╭─ Extracted entries

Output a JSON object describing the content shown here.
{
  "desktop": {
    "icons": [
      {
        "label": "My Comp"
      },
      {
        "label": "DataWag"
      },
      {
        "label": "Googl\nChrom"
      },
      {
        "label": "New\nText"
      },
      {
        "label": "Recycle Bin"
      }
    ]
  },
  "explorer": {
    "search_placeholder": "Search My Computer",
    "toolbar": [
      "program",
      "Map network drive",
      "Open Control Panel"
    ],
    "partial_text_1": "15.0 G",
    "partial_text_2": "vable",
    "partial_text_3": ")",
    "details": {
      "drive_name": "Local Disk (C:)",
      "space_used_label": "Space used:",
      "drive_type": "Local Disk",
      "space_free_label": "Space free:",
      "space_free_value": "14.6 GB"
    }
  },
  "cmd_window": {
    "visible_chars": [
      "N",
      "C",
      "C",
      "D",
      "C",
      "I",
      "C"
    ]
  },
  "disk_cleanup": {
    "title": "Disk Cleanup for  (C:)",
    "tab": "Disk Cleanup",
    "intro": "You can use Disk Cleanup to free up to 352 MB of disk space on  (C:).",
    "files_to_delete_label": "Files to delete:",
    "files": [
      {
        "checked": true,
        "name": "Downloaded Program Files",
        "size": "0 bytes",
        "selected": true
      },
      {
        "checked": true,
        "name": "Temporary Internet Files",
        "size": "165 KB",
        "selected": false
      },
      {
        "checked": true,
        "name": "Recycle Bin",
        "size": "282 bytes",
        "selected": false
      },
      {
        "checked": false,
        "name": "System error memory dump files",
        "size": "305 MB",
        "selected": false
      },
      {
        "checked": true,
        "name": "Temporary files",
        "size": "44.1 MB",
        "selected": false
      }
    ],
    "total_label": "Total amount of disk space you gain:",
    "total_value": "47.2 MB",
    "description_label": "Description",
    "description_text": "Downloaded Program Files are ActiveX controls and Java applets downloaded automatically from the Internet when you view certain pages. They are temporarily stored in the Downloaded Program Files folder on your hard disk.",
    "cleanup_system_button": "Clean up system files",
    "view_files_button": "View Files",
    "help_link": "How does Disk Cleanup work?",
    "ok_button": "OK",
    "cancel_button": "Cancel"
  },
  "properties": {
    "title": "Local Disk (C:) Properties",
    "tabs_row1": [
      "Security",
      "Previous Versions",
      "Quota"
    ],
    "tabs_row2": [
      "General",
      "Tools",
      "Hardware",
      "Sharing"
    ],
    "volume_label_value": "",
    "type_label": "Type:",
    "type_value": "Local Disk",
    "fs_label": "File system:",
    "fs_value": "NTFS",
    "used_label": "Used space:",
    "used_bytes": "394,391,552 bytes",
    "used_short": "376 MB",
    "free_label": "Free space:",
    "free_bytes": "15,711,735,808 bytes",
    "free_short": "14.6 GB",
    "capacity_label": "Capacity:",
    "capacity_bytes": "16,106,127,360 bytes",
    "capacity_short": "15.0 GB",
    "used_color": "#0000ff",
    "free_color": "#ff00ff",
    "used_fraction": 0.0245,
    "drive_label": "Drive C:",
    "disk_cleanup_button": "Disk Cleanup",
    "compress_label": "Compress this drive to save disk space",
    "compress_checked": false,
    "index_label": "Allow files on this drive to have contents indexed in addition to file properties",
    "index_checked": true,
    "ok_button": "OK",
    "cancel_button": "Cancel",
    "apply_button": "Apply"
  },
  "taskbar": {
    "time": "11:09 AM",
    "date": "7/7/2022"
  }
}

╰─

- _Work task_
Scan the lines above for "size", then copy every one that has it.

- _Your solution_
        "size": "0 bytes",
        "size": "165 KB",
        "size": "282 bytes",
        "size": "305 MB",
        "size": "44.1 MB",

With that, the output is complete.